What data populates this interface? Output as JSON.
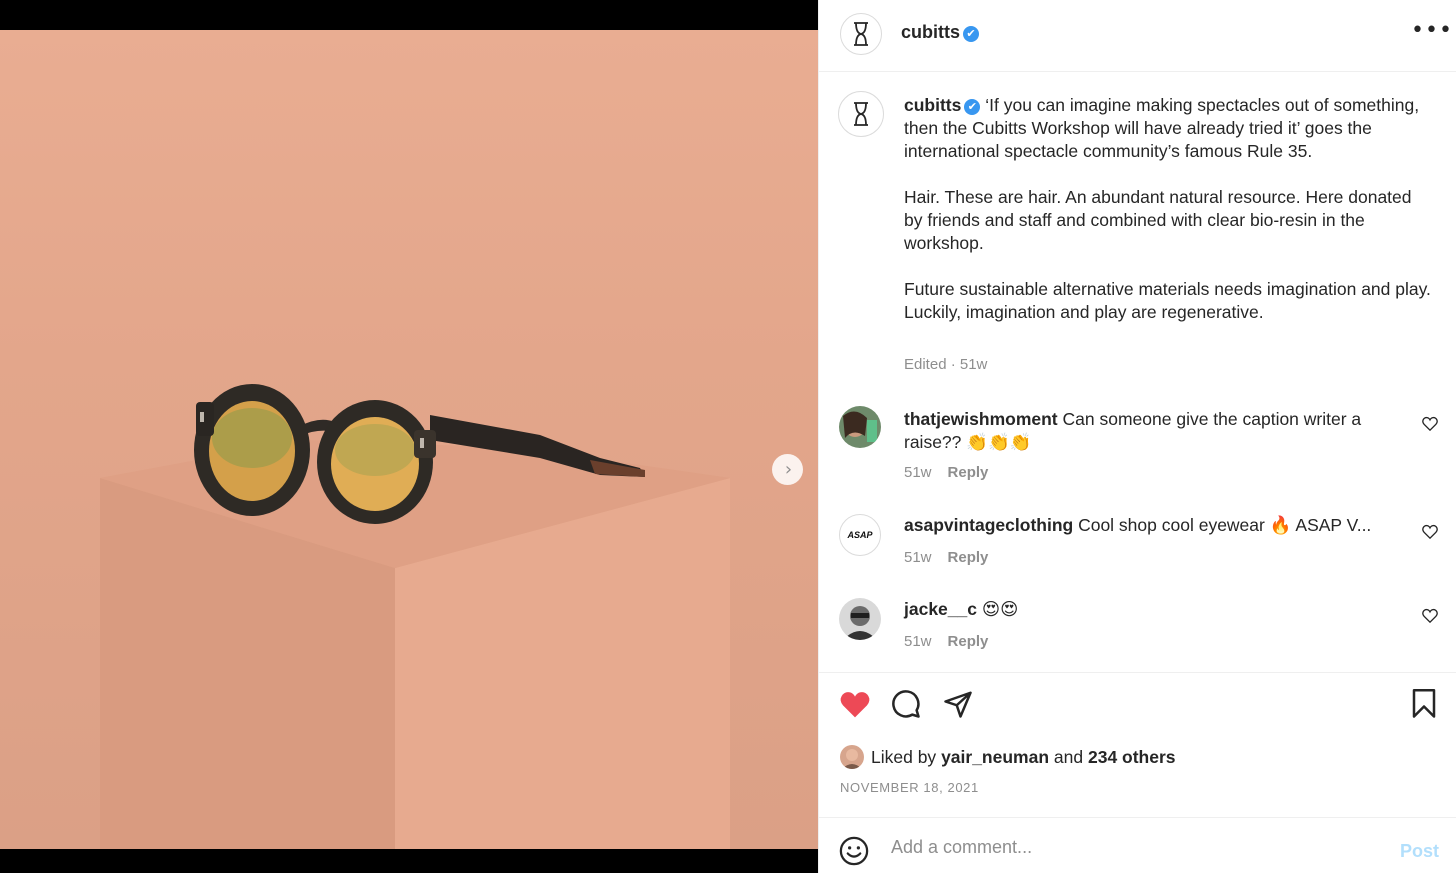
{
  "account": {
    "username": "cubitts",
    "verified_mark": "✔",
    "more_label": "•••"
  },
  "media": {
    "next_label": "›",
    "slides_total": 2,
    "slide_active": 1
  },
  "caption": {
    "username": "cubitts",
    "paragraphs": [
      "‘If you can imagine making spectacles out of something, then the Cubitts Workshop will have already tried it’ goes the international spectacle community’s famous Rule 35.",
      "Hair. These are hair. An abundant natural resource. Here donated by friends and staff and combined with clear bio-resin in the workshop.",
      "Future sustainable alternative materials needs imagination and play. Luckily, imagination and play are regenerative."
    ],
    "meta": "Edited · 51w"
  },
  "comments": [
    {
      "username": "thatjewishmoment",
      "text": "Can someone give the caption writer a raise?? 👏👏👏",
      "age": "51w",
      "reply": "Reply"
    },
    {
      "username": "asapvintageclothing",
      "text": "Cool shop cool eyewear 🔥 ASAP V...",
      "age": "51w",
      "reply": "Reply",
      "avatar_text": "ASAP"
    },
    {
      "username": "jacke__c",
      "text": "😍😍",
      "age": "51w",
      "reply": "Reply"
    }
  ],
  "likes": {
    "prefix": "Liked by",
    "user": "yair_neuman",
    "joiner": "and",
    "others": "234 others"
  },
  "date": "NOVEMBER 18, 2021",
  "compose": {
    "placeholder": "Add a comment...",
    "post_label": "Post"
  },
  "colors": {
    "like_red": "#ed4956",
    "verified_blue": "#3897f0",
    "post_disabled": "#b2dffc",
    "muted": "#8e8e8e",
    "photo_backdrop": "#e3a68b"
  },
  "icons": [
    "hourglass-logo-icon",
    "verified-icon",
    "more-icon",
    "chevron-right-icon",
    "heart-filled-icon",
    "comment-icon",
    "share-icon",
    "bookmark-icon",
    "heart-outline-icon",
    "emoji-icon"
  ]
}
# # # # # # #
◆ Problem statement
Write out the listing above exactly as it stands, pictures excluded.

◆ Written reply
What data populates this interface? Output as JSON.
{
  "account": {
    "username": "cubitts",
    "verified_mark": "✔",
    "more_label": "•••"
  },
  "media": {
    "next_label": "›",
    "slides_total": 2,
    "slide_active": 1
  },
  "caption": {
    "username": "cubitts",
    "paragraphs": [
      "‘If you can imagine making spectacles out of something, then the Cubitts Workshop will have already tried it’ goes the international spectacle community’s famous Rule 35.",
      "Hair. These are hair. An abundant natural resource. Here donated by friends and staff and combined with clear bio-resin in the workshop.",
      "Future sustainable alternative materials needs imagination and play. Luckily, imagination and play are regenerative."
    ],
    "meta": "Edited · 51w"
  },
  "comments": [
    {
      "username": "thatjewishmoment",
      "text": "Can someone give the caption writer a raise?? 👏👏👏",
      "age": "51w",
      "reply": "Reply"
    },
    {
      "username": "asapvintageclothing",
      "text": "Cool shop cool eyewear 🔥 ASAP V...",
      "age": "51w",
      "reply": "Reply",
      "avatar_text": "ASAP"
    },
    {
      "username": "jacke__c",
      "text": "😍😍",
      "age": "51w",
      "reply": "Reply"
    }
  ],
  "likes": {
    "prefix": "Liked by",
    "user": "yair_neuman",
    "joiner": "and",
    "others": "234 others"
  },
  "date": "NOVEMBER 18, 2021",
  "compose": {
    "placeholder": "Add a comment...",
    "post_label": "Post"
  },
  "colors": {
    "like_red": "#ed4956",
    "verified_blue": "#3897f0",
    "post_disabled": "#b2dffc",
    "muted": "#8e8e8e",
    "photo_backdrop": "#e3a68b"
  },
  "icons": [
    "hourglass-logo-icon",
    "verified-icon",
    "more-icon",
    "chevron-right-icon",
    "heart-filled-icon",
    "comment-icon",
    "share-icon",
    "bookmark-icon",
    "heart-outline-icon",
    "emoji-icon"
  ]
}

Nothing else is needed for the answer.